◆ **TASK INSTRUCTIONS**:
Copy each line of the records below that mentions the word "true".

Data extracted from a collection
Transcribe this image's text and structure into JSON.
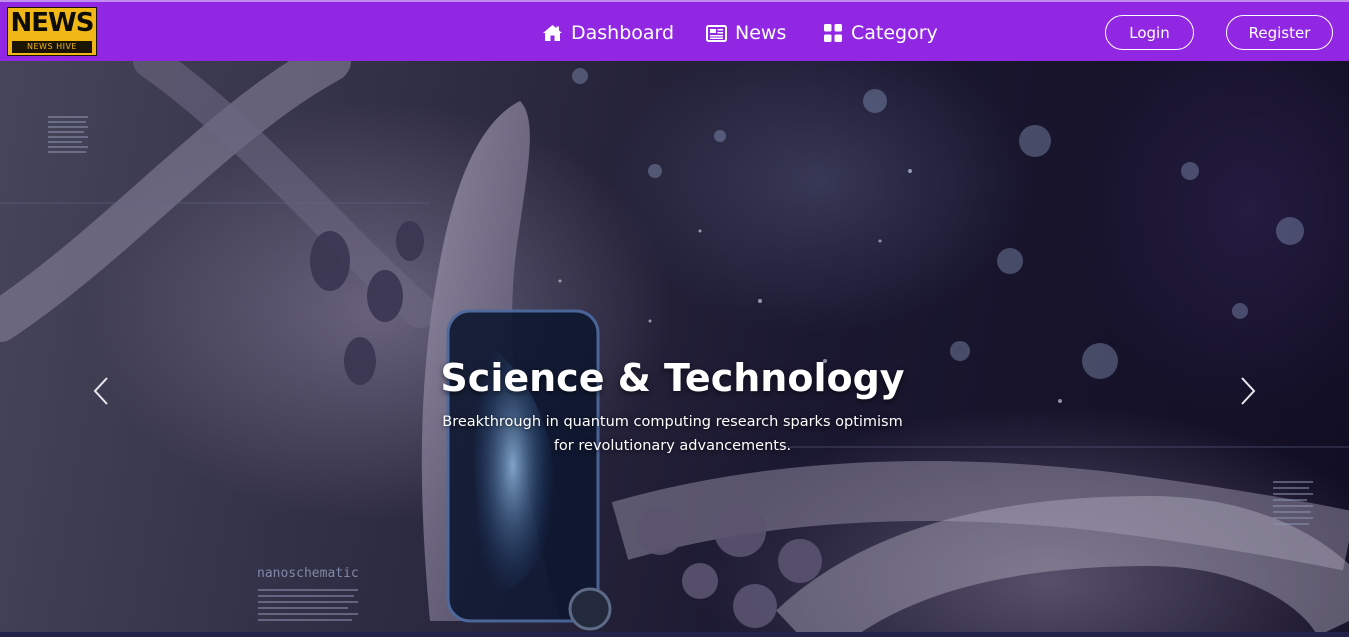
{
  "brand": {
    "title": "NEWS",
    "subtitle": "NEWS HIVE",
    "bg_color": "#f0b716"
  },
  "navbar": {
    "bg_color": "#9127e3",
    "items": [
      {
        "label": "Dashboard",
        "icon": "home-icon"
      },
      {
        "label": "News",
        "icon": "newspaper-icon"
      },
      {
        "label": "Category",
        "icon": "grid-icon"
      }
    ],
    "login_label": "Login",
    "register_label": "Register"
  },
  "hero": {
    "title": "Science & Technology",
    "caption": "Breakthrough in quantum computing research sparks optimism for revolutionary advancements.",
    "prev_icon": "chevron-left-icon",
    "next_icon": "chevron-right-icon",
    "watermark": "nanoschematic"
  }
}
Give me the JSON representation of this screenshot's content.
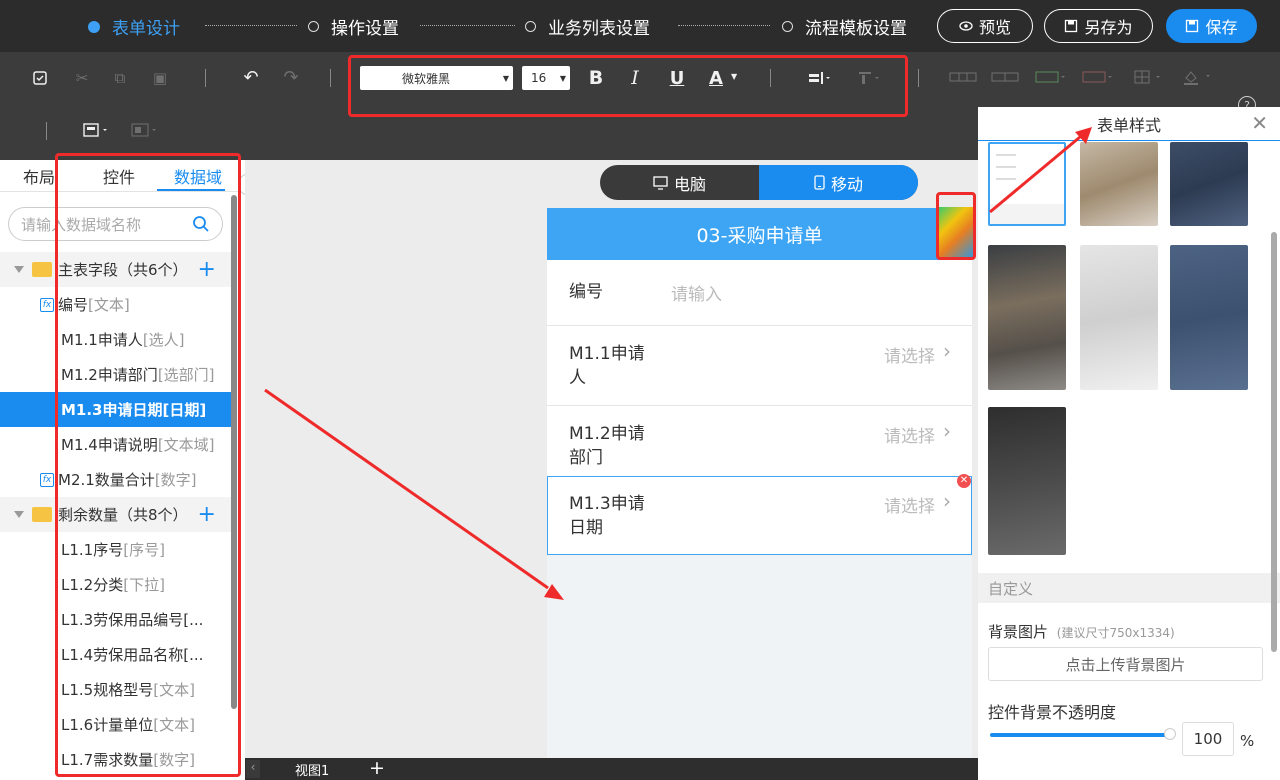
{
  "header": {
    "steps": [
      {
        "label": "表单设计",
        "active": true
      },
      {
        "label": "操作设置",
        "active": false
      },
      {
        "label": "业务列表设置",
        "active": false
      },
      {
        "label": "流程模板设置",
        "active": false
      }
    ],
    "buttons": {
      "preview": "预览",
      "saveas": "另存为",
      "save": "保存"
    }
  },
  "toolbar": {
    "font_family": "微软雅黑",
    "font_size": "16",
    "bold": "B",
    "italic": "I",
    "underline": "U",
    "font_color": "A"
  },
  "left_panel": {
    "tabs": [
      "布局",
      "控件",
      "数据域"
    ],
    "active_tab": "数据域",
    "search_placeholder": "请输入数据域名称",
    "rows": [
      {
        "kind": "group",
        "name": "主表字段（共6个）"
      },
      {
        "kind": "field",
        "name": "编号",
        "type": "[文本]",
        "fx": true
      },
      {
        "kind": "field",
        "name": "M1.1申请人",
        "type": "[选人]"
      },
      {
        "kind": "field",
        "name": "M1.2申请部门",
        "type": "[选部门]"
      },
      {
        "kind": "field",
        "name": "M1.3申请日期",
        "type": "[日期]",
        "selected": true
      },
      {
        "kind": "field",
        "name": "M1.4申请说明",
        "type": "[文本域]"
      },
      {
        "kind": "field",
        "name": "M2.1数量合计",
        "type": "[数字]",
        "fx": true
      },
      {
        "kind": "group",
        "name": "剩余数量（共8个）"
      },
      {
        "kind": "field",
        "name": "L1.1序号",
        "type": "[序号]"
      },
      {
        "kind": "field",
        "name": "L1.2分类",
        "type": "[下拉]"
      },
      {
        "kind": "field",
        "name": "L1.3劳保用品编号[...",
        "type": ""
      },
      {
        "kind": "field",
        "name": "L1.4劳保用品名称[...",
        "type": ""
      },
      {
        "kind": "field",
        "name": "L1.5规格型号",
        "type": "[文本]"
      },
      {
        "kind": "field",
        "name": "L1.6计量单位",
        "type": "[文本]"
      },
      {
        "kind": "field",
        "name": "L1.7需求数量",
        "type": "[数字]"
      }
    ]
  },
  "device_toggle": {
    "desktop": "电脑",
    "mobile": "移动",
    "active": "移动"
  },
  "form": {
    "title": "03-采购申请单",
    "fields": [
      {
        "label": "编号",
        "placeholder": "请输入"
      },
      {
        "label": "M1.1申请\n人",
        "placeholder": "请选择"
      },
      {
        "label": "M1.2申请\n部门",
        "placeholder": "请选择"
      },
      {
        "label": "M1.3申请\n日期",
        "placeholder": "请选择"
      }
    ]
  },
  "bottom": {
    "view_tab": "视图1",
    "add": "+"
  },
  "right_panel": {
    "title": "表单样式",
    "custom_section": "自定义",
    "bg_label": "背景图片",
    "bg_hint": "(建议尺寸750x1334)",
    "upload_button": "点击上传背景图片",
    "opacity_label": "控件背景不透明度",
    "opacity_value": "100",
    "opacity_unit": "%"
  },
  "colors": {
    "accent": "#1a8cf0",
    "header_blue": "#3da5f4",
    "annotation_red": "#ef2a2a"
  }
}
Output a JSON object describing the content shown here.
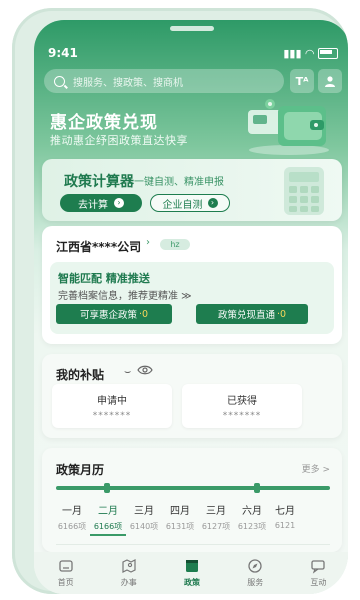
{
  "status": {
    "time": "9:41"
  },
  "search": {
    "placeholder": "搜服务、搜政策、搜商机"
  },
  "header": {
    "text_size_icon": "Tᴬ"
  },
  "hero": {
    "title": "惠企政策兑现",
    "subtitle": "推动惠企纾困政策直达快享"
  },
  "calculator": {
    "title": "政策计算器",
    "subtitle": "一键自测、精准申报",
    "primary_button": "去计算",
    "secondary_button": "企业自测"
  },
  "company": {
    "name": "江西省****公司",
    "tag": "hz",
    "match_title": "智能匹配  精准推送",
    "match_subtitle": "完善档案信息，推荐更精准 ≫",
    "btn_policy_label": "可享惠企政策",
    "btn_policy_value": "·0",
    "btn_direct_label": "政策兑现直通",
    "btn_direct_value": "·0"
  },
  "subsidy": {
    "title": "我的补贴",
    "applying_label": "申请中",
    "applying_value": "*******",
    "obtained_label": "已获得",
    "obtained_value": "*******"
  },
  "calendar": {
    "title": "政策月历",
    "more": "更多 >",
    "months": [
      {
        "month": "一月",
        "count": "6166项"
      },
      {
        "month": "二月",
        "count": "6166项"
      },
      {
        "month": "三月",
        "count": "6140项"
      },
      {
        "month": "四月",
        "count": "6131项"
      },
      {
        "month": "三月",
        "count": "6127项"
      },
      {
        "month": "六月",
        "count": "6123项"
      },
      {
        "month": "七月",
        "count": "6121"
      }
    ]
  },
  "tabs": [
    {
      "label": "首页",
      "icon": "home-icon"
    },
    {
      "label": "办事",
      "icon": "map-icon"
    },
    {
      "label": "政策",
      "icon": "policy-icon"
    },
    {
      "label": "服务",
      "icon": "compass-icon"
    },
    {
      "label": "互动",
      "icon": "chat-icon"
    }
  ],
  "colors": {
    "primary": "#1e7d4f",
    "accent_value": "#f7d65a",
    "hero_top": "#2e9a67"
  }
}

◆ **ANSWER FOR THIS EXERCISE**:
        "active": true
        "fx": true
        "selected": true
        "fx": true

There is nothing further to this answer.